Requirement
Give the entries again exactly, every one of them.
++++ Data records
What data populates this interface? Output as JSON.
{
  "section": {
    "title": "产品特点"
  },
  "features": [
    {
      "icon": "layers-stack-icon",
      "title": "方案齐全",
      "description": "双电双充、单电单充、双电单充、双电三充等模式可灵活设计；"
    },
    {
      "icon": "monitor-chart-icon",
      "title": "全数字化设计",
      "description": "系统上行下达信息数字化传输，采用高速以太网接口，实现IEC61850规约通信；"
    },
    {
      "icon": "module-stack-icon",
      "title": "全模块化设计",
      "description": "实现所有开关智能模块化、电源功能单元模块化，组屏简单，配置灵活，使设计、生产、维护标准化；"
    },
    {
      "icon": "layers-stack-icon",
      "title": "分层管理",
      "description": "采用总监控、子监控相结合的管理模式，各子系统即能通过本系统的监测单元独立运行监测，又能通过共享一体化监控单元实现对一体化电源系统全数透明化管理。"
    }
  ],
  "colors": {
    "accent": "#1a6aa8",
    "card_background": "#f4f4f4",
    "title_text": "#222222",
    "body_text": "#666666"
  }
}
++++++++
Response to the exercise
What data populates this interface? Output as JSON.
{
  "section": {
    "title": "产品特点"
  },
  "features": [
    {
      "icon": "layers-stack-icon",
      "title": "方案齐全",
      "description": "双电双充、单电单充、双电单充、双电三充等模式可灵活设计；"
    },
    {
      "icon": "monitor-chart-icon",
      "title": "全数字化设计",
      "description": "系统上行下达信息数字化传输，采用高速以太网接口，实现IEC61850规约通信；"
    },
    {
      "icon": "module-stack-icon",
      "title": "全模块化设计",
      "description": "实现所有开关智能模块化、电源功能单元模块化，组屏简单，配置灵活，使设计、生产、维护标准化；"
    },
    {
      "icon": "layers-stack-icon",
      "title": "分层管理",
      "description": "采用总监控、子监控相结合的管理模式，各子系统即能通过本系统的监测单元独立运行监测，又能通过共享一体化监控单元实现对一体化电源系统全数透明化管理。"
    }
  ],
  "colors": {
    "accent": "#1a6aa8",
    "card_background": "#f4f4f4",
    "title_text": "#222222",
    "body_text": "#666666"
  }
}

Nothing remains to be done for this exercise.